(Data about app and page elements)
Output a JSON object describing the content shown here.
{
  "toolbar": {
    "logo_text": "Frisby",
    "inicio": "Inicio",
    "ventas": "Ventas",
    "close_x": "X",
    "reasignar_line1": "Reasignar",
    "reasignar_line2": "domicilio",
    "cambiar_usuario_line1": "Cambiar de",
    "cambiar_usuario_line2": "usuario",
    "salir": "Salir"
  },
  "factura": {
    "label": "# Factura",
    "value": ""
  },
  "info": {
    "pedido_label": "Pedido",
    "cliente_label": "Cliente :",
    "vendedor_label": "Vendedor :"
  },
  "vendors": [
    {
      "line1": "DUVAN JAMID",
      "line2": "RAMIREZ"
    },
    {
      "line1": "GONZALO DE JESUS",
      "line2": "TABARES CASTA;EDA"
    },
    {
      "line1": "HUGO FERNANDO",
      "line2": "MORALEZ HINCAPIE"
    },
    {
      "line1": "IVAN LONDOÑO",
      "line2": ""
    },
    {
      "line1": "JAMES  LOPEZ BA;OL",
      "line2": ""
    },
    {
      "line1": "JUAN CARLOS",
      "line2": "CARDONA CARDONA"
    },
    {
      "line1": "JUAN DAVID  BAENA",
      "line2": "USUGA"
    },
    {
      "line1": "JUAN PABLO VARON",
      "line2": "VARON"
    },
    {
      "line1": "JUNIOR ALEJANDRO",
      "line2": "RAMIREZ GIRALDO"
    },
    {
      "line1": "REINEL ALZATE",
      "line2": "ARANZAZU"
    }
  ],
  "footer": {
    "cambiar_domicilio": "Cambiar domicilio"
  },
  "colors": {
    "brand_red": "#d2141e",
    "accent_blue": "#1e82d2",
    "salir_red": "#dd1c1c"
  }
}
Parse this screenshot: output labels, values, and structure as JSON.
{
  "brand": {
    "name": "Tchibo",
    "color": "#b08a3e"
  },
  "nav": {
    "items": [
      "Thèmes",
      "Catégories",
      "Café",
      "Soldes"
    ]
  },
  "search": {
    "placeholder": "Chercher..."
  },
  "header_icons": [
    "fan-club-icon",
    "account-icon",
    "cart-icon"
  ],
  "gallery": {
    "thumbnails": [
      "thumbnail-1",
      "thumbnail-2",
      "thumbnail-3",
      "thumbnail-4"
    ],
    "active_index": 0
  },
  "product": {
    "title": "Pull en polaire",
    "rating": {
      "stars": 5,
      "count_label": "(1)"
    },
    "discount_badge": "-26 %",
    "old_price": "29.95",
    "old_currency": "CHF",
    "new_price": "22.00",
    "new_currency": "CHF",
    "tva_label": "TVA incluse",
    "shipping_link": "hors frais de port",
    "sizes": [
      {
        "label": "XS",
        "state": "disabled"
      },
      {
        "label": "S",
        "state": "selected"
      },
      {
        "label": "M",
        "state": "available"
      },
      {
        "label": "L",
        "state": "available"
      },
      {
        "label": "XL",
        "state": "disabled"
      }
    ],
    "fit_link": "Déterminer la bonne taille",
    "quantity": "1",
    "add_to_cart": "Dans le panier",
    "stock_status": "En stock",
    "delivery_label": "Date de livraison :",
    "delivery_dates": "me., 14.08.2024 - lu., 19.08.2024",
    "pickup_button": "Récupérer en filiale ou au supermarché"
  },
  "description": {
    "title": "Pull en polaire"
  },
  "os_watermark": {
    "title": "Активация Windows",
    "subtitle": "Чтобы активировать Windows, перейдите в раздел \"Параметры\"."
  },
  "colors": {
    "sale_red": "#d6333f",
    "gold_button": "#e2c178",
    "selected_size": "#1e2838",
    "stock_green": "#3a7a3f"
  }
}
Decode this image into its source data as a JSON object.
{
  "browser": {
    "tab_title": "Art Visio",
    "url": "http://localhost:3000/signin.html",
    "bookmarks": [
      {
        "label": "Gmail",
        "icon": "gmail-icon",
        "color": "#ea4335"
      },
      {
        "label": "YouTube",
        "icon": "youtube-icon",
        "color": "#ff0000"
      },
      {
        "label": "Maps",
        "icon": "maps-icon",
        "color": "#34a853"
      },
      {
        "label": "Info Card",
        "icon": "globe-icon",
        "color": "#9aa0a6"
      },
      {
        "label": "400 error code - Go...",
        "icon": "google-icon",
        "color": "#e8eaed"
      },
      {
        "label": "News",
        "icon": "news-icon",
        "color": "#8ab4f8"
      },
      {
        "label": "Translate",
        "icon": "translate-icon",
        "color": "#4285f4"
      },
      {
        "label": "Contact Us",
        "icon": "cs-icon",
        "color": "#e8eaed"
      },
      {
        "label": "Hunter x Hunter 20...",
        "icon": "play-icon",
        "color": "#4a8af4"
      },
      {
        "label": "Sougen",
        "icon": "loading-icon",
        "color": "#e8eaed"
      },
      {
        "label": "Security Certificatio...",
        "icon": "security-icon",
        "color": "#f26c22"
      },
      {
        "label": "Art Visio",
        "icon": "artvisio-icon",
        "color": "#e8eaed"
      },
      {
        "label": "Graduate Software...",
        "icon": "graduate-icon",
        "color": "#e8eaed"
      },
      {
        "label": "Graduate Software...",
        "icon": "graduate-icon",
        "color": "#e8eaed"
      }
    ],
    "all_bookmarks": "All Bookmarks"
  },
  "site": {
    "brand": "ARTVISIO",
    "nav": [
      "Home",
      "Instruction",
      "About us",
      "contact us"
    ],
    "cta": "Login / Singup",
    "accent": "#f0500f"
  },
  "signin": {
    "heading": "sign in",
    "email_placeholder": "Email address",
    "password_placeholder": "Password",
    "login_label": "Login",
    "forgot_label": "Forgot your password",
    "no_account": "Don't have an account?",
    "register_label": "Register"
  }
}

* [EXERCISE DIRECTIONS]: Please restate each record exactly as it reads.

* [THE ANSWER]:
Output a JSON object describing the content shown here.
{
  "toolbar": {
    "logo_text": "Frisby",
    "inicio": "Inicio",
    "ventas": "Ventas",
    "close_x": "X",
    "reasignar_line1": "Reasignar",
    "reasignar_line2": "domicilio",
    "cambiar_usuario_line1": "Cambiar de",
    "cambiar_usuario_line2": "usuario",
    "salir": "Salir"
  },
  "factura": {
    "label": "# Factura",
    "value": ""
  },
  "info": {
    "pedido_label": "Pedido",
    "cliente_label": "Cliente :",
    "vendedor_label": "Vendedor :"
  },
  "vendors": [
    {
      "line1": "DUVAN JAMID",
      "line2": "RAMIREZ"
    },
    {
      "line1": "GONZALO DE JESUS",
      "line2": "TABARES CASTA;EDA"
    },
    {
      "line1": "HUGO FERNANDO",
      "line2": "MORALEZ HINCAPIE"
    },
    {
      "line1": "IVAN LONDOÑO",
      "line2": ""
    },
    {
      "line1": "JAMES  LOPEZ BA;OL",
      "line2": ""
    },
    {
      "line1": "JUAN CARLOS",
      "line2": "CARDONA CARDONA"
    },
    {
      "line1": "JUAN DAVID  BAENA",
      "line2": "USUGA"
    },
    {
      "line1": "JUAN PABLO VARON",
      "line2": "VARON"
    },
    {
      "line1": "JUNIOR ALEJANDRO",
      "line2": "RAMIREZ GIRALDO"
    },
    {
      "line1": "REINEL ALZATE",
      "line2": "ARANZAZU"
    }
  ],
  "footer": {
    "cambiar_domicilio": "Cambiar domicilio"
  },
  "colors": {
    "brand_red": "#d2141e",
    "accent_blue": "#1e82d2",
    "salir_red": "#dd1c1c"
  }
}
Parse this screenshot: output labels, values, and structure as JSON.
{
  "brand": {
    "name": "Tchibo",
    "color": "#b08a3e"
  },
  "nav": {
    "items": [
      "Thèmes",
      "Catégories",
      "Café",
      "Soldes"
    ]
  },
  "search": {
    "placeholder": "Chercher..."
  },
  "header_icons": [
    "fan-club-icon",
    "account-icon",
    "cart-icon"
  ],
  "gallery": {
    "thumbnails": [
      "thumbnail-1",
      "thumbnail-2",
      "thumbnail-3",
      "thumbnail-4"
    ],
    "active_index": 0
  },
  "product": {
    "title": "Pull en polaire",
    "rating": {
      "stars": 5,
      "count_label": "(1)"
    },
    "discount_badge": "-26 %",
    "old_price": "29.95",
    "old_currency": "CHF",
    "new_price": "22.00",
    "new_currency": "CHF",
    "tva_label": "TVA incluse",
    "shipping_link": "hors frais de port",
    "sizes": [
      {
        "label": "XS",
        "state": "disabled"
      },
      {
        "label": "S",
        "state": "selected"
      },
      {
        "label": "M",
        "state": "available"
      },
      {
        "label": "L",
        "state": "available"
      },
      {
        "label": "XL",
        "state": "disabled"
      }
    ],
    "fit_link": "Déterminer la bonne taille",
    "quantity": "1",
    "add_to_cart": "Dans le panier",
    "stock_status": "En stock",
    "delivery_label": "Date de livraison :",
    "delivery_dates": "me., 14.08.2024 - lu., 19.08.2024",
    "pickup_button": "Récupérer en filiale ou au supermarché"
  },
  "description": {
    "title": "Pull en polaire"
  },
  "os_watermark": {
    "title": "Активация Windows",
    "subtitle": "Чтобы активировать Windows, перейдите в раздел \"Параметры\"."
  },
  "colors": {
    "sale_red": "#d6333f",
    "gold_button": "#e2c178",
    "selected_size": "#1e2838",
    "stock_green": "#3a7a3f"
  }
}
Decode this image into its source data as a JSON object.
{
  "browser": {
    "tab_title": "Art Visio",
    "url": "http://localhost:3000/signin.html",
    "bookmarks": [
      {
        "label": "Gmail",
        "icon": "gmail-icon",
        "color": "#ea4335"
      },
      {
        "label": "YouTube",
        "icon": "youtube-icon",
        "color": "#ff0000"
      },
      {
        "label": "Maps",
        "icon": "maps-icon",
        "color": "#34a853"
      },
      {
        "label": "Info Card",
        "icon": "globe-icon",
        "color": "#9aa0a6"
      },
      {
        "label": "400 error code - Go...",
        "icon": "google-icon",
        "color": "#e8eaed"
      },
      {
        "label": "News",
        "icon": "news-icon",
        "color": "#8ab4f8"
      },
      {
        "label": "Translate",
        "icon": "translate-icon",
        "color": "#4285f4"
      },
      {
        "label": "Contact Us",
        "icon": "cs-icon",
        "color": "#e8eaed"
      },
      {
        "label": "Hunter x Hunter 20...",
        "icon": "play-icon",
        "color": "#4a8af4"
      },
      {
        "label": "Sougen",
        "icon": "loading-icon",
        "color": "#e8eaed"
      },
      {
        "label": "Security Certificatio...",
        "icon": "security-icon",
        "color": "#f26c22"
      },
      {
        "label": "Art Visio",
        "icon": "artvisio-icon",
        "color": "#e8eaed"
      },
      {
        "label": "Graduate Software...",
        "icon": "graduate-icon",
        "color": "#e8eaed"
      },
      {
        "label": "Graduate Software...",
        "icon": "graduate-icon",
        "color": "#e8eaed"
      }
    ],
    "all_bookmarks": "All Bookmarks"
  },
  "site": {
    "brand": "ARTVISIO",
    "nav": [
      "Home",
      "Instruction",
      "About us",
      "contact us"
    ],
    "cta": "Login / Singup",
    "accent": "#f0500f"
  },
  "signin": {
    "heading": "sign in",
    "email_placeholder": "Email address",
    "password_placeholder": "Password",
    "login_label": "Login",
    "forgot_label": "Forgot your password",
    "no_account": "Don't have an account?",
    "register_label": "Register"
  }
}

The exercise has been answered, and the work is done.